Ups and downs
Phil Regan -- EVEN -- His future could hinge on whatever he says to owner Peter Angelos when they meet.
Randy Smith -- UP -- The front-runner if (or when) Hemond is replaced as GM.
Mike Mussina -- UP -- For him to maintain his concentration over the entire, terrible season is remarkable.
Rafael Palmeiro -- UP -- One of the AL's 10 best players in 1995, and its second-best left-handed hitter. (Sorry, Will.)
Scott Erickson -- UP -- Going into September, whether the Orioles would re-sign him seemed a tossup. Now it's a must.
The Orioles -- DOWN -- What went wrong? Well, let us count the ways . . .
"I guess I'm an optimist, but I'm under the assumption I'm coming back. I have a contract for [the 1996 season]. I hear a lot of rumors [about getting fired], but I don't deal in rumors."
Manager Phil Regan
Stat of the week
The Orioles have outscored their opponents in the first, second, third, fourth and sixth innings this season -- suggesting the bullpen has been a primary reason the Orioles will finish the year with a sub-.500 record.
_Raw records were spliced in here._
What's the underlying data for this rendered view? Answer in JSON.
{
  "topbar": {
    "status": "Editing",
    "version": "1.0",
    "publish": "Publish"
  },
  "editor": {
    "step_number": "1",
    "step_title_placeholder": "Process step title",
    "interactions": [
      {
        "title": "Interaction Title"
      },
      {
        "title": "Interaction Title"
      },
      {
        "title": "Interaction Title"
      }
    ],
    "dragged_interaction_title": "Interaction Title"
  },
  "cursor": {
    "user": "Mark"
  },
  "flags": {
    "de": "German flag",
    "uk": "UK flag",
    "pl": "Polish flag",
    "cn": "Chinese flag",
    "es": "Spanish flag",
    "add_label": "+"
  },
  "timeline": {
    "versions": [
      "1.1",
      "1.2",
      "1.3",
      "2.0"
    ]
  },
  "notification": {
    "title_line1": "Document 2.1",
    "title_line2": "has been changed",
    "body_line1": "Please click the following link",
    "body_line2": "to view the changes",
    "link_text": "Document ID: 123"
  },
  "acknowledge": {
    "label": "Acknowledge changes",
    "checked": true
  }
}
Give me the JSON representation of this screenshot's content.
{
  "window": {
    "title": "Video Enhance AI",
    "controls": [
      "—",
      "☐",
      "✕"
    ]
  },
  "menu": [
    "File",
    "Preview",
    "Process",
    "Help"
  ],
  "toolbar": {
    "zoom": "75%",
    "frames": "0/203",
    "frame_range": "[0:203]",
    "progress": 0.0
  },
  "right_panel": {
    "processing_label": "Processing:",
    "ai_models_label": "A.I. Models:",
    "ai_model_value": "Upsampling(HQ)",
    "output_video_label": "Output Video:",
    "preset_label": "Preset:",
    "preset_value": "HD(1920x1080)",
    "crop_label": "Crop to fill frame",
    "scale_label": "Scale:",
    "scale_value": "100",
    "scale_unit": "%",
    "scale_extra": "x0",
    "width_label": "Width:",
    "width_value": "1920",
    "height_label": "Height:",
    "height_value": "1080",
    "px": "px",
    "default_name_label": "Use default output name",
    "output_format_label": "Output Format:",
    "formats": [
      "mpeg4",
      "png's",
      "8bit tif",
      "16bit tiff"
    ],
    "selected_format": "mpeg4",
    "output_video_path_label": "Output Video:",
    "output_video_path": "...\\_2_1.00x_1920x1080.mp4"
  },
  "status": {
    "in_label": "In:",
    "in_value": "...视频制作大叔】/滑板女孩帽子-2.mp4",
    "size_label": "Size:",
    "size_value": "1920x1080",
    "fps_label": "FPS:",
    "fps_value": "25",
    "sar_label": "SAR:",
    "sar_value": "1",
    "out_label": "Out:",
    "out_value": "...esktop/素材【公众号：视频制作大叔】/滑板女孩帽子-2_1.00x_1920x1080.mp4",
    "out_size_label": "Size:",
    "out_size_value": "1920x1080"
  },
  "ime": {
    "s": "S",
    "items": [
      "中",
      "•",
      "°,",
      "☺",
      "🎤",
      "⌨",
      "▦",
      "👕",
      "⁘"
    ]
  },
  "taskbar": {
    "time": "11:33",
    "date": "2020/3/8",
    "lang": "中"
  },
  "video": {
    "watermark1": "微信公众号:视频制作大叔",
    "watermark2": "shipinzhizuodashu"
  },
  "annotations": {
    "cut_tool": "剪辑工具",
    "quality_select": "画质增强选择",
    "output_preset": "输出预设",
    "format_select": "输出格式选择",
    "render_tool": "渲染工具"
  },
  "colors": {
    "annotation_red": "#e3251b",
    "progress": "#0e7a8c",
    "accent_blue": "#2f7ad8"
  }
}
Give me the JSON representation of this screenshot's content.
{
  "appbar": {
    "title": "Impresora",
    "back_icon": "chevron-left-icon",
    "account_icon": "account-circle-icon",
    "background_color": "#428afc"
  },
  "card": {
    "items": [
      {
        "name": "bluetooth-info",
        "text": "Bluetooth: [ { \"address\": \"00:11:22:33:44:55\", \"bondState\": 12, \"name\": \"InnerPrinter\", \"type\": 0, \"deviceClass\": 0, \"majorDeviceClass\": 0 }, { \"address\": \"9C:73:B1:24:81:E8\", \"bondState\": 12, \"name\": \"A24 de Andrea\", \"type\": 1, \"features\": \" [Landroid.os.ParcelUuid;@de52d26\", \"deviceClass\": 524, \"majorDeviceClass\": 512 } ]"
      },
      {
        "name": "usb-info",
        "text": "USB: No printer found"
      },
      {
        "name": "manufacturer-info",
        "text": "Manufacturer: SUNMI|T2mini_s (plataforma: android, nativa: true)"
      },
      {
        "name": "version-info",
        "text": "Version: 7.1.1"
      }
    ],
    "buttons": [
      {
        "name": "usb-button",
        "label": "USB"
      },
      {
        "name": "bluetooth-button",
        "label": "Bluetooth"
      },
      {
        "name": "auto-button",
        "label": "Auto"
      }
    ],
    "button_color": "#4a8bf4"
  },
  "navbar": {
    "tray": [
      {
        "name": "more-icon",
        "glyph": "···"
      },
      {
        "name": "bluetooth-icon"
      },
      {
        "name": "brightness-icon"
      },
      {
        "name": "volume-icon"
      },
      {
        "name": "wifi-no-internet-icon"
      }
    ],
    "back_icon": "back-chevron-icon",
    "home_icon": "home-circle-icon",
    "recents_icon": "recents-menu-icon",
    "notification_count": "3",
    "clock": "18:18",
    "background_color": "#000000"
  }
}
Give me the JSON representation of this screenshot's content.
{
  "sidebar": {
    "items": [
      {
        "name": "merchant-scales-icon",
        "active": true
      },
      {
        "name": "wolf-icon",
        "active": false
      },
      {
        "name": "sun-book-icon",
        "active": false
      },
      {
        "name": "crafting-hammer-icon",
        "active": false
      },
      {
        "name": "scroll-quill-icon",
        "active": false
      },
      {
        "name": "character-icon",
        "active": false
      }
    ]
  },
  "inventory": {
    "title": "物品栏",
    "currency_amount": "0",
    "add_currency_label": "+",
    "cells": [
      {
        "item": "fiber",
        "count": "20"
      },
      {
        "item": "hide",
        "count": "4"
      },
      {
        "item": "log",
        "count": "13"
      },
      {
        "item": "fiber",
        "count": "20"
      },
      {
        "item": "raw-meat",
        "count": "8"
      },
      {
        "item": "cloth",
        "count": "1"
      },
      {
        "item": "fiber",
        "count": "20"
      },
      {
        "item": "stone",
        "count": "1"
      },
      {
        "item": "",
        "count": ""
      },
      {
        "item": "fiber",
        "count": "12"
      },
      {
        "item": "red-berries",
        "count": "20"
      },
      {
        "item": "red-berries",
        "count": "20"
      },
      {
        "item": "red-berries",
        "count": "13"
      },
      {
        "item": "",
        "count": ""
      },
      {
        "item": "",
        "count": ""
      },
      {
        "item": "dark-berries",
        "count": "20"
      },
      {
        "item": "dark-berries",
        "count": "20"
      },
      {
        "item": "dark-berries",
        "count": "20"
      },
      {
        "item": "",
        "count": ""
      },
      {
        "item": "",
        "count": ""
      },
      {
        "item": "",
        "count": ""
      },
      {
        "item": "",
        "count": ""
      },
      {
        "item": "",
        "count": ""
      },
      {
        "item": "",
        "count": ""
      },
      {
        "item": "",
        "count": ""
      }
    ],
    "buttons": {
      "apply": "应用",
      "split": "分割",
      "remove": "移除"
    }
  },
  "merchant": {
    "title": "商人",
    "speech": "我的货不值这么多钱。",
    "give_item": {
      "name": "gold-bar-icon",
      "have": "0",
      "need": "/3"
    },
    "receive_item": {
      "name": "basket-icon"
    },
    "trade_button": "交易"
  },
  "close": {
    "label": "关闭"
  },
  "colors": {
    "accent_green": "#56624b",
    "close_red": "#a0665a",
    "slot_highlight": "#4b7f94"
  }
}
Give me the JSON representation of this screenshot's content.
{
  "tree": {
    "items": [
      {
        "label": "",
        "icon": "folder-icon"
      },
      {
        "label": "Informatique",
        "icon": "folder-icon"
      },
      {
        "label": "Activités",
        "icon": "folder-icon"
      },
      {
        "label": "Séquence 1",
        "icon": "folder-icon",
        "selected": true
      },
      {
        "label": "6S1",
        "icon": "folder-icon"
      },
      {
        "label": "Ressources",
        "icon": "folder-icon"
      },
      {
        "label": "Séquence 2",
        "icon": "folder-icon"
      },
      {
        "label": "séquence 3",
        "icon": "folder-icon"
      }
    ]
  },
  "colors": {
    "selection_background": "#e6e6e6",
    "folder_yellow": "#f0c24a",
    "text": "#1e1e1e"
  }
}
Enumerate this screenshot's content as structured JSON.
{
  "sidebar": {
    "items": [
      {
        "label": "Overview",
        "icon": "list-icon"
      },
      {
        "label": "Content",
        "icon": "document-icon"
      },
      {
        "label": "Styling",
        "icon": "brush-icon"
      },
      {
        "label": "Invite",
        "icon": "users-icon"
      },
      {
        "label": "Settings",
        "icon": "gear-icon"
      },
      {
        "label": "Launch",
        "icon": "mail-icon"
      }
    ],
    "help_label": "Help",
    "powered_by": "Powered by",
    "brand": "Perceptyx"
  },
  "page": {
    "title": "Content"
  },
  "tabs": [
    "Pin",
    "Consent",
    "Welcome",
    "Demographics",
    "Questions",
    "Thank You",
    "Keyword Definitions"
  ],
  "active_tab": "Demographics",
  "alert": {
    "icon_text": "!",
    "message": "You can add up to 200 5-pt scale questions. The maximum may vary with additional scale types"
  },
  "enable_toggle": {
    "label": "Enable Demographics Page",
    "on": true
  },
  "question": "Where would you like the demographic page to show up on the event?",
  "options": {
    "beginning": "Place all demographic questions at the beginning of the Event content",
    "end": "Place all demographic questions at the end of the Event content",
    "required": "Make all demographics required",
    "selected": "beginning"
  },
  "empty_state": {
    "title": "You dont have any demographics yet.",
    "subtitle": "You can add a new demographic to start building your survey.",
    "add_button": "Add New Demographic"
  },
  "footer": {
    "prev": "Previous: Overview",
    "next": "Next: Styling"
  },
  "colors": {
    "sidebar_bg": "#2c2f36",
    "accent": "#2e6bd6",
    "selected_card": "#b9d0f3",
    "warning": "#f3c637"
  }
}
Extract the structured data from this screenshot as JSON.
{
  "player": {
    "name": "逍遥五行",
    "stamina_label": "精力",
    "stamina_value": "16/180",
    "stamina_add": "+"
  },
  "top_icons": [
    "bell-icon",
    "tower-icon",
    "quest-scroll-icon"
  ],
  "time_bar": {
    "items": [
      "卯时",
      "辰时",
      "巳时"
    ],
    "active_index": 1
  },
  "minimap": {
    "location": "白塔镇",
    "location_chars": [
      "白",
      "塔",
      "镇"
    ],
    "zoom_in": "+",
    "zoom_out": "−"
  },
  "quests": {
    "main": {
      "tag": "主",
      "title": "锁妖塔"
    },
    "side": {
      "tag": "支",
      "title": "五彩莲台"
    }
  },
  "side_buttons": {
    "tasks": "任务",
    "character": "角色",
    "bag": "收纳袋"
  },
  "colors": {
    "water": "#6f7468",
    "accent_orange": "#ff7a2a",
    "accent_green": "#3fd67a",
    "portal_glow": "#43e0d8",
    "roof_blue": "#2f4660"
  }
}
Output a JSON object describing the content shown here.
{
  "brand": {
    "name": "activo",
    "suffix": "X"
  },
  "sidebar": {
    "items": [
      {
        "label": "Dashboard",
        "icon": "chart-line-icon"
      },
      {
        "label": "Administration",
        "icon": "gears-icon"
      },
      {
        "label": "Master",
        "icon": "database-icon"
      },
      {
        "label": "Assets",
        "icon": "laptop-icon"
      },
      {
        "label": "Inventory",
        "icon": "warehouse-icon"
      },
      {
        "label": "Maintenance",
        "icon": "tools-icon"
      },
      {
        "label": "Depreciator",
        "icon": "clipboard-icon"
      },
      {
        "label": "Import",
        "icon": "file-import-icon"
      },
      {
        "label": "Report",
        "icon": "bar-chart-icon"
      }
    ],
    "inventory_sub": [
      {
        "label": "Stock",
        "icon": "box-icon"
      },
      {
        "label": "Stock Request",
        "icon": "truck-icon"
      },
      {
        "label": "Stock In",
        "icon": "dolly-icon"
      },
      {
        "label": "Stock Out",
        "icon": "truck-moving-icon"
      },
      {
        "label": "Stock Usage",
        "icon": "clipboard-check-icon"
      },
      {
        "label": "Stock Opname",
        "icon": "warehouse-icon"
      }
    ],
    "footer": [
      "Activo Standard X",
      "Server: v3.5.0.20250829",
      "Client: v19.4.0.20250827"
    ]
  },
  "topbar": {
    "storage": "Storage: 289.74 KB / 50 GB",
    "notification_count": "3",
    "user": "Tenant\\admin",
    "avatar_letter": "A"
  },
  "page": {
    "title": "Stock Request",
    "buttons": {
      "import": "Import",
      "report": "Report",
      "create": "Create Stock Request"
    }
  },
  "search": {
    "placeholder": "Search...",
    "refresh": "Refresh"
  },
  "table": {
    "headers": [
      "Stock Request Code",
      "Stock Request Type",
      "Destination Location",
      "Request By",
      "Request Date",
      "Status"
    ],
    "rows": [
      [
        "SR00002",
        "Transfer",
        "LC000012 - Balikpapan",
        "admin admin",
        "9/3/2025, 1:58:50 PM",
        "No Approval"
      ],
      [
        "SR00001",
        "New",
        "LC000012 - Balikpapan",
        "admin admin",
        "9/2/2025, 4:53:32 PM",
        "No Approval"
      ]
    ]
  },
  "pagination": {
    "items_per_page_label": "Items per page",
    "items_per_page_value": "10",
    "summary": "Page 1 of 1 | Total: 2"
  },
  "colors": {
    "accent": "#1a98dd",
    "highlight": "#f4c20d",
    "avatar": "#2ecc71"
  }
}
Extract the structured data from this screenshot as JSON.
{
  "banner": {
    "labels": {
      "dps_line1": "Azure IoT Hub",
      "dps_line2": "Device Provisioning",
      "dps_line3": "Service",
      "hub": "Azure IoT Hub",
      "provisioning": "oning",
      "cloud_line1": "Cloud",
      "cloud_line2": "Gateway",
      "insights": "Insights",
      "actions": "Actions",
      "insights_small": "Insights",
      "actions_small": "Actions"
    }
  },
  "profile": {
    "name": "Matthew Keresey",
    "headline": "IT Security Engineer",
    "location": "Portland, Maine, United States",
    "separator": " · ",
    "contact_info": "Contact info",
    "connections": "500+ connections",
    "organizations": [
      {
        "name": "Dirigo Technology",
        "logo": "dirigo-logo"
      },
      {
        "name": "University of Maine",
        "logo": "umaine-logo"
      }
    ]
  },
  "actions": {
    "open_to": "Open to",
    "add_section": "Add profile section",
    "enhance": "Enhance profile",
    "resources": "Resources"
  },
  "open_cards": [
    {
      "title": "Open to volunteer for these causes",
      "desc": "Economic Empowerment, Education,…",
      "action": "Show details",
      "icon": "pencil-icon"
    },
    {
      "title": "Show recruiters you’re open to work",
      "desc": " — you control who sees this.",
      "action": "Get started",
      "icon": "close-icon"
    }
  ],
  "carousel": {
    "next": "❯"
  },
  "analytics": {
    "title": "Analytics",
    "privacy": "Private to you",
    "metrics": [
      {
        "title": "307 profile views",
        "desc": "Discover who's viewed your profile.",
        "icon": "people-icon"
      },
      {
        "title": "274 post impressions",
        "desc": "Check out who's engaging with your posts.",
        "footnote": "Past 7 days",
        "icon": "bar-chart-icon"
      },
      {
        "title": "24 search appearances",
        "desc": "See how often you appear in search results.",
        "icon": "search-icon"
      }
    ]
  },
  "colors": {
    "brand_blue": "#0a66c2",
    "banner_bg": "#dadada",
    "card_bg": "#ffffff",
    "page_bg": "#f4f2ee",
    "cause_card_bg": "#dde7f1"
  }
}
The week ahead
Organizational meetings. In the Orioles' case, this is a euphemism for making a last, best argument, rather than the mere discussion of player performance and personnel evaluation and the future of the club. Regan will have to make a case -- and there's evidence -- that this team was fated to mediocrity because of problems in the bullpen, the rotation and at second base. Hemond's future may hinge on what Regan says: If Angelos determines that the Orioles' late stretch drive is an indication of how the club will play next year, the owner may not want to send his team into another elongated period of transition. He knows Hemond, knows how he works, knows how to deal with him. On the other hand, if Angelos thinks improvement must be accomplished under the expertise of somebody else, Hemond will be gone.
Scott Erickson shut out Toronto with 91 pitches Wednesday, the fewest pitches required for a complete game by anyone in the AL this year. He surpassed Mike Mussina's 100-pitch effort in May, when Mussina beat Cleveland.
That night, the Blue Jays started a lineup in which eight of nine players had played in the minor leagues sometime in the last two years.
The effective exile of reliever Armando Benitez, who, at the end of a disappointing season, has not pitched since Sept. 10.
A move that paid off ...
Promoting Jimmy Haynes to the majors and giving him three starts gave the Orioles an encouraging view of their future; Haynes will be a member of the O's rotation next year -- perhaps in April.
... and one the didn't
The late promotions of all those relievers looks like overkill, now that there are so many bodies sitting around, waiting for an opportunity to pitch. This can't be good for Joe Borowski, Jamie Moyer, Mike Hartley, Benitez, et al.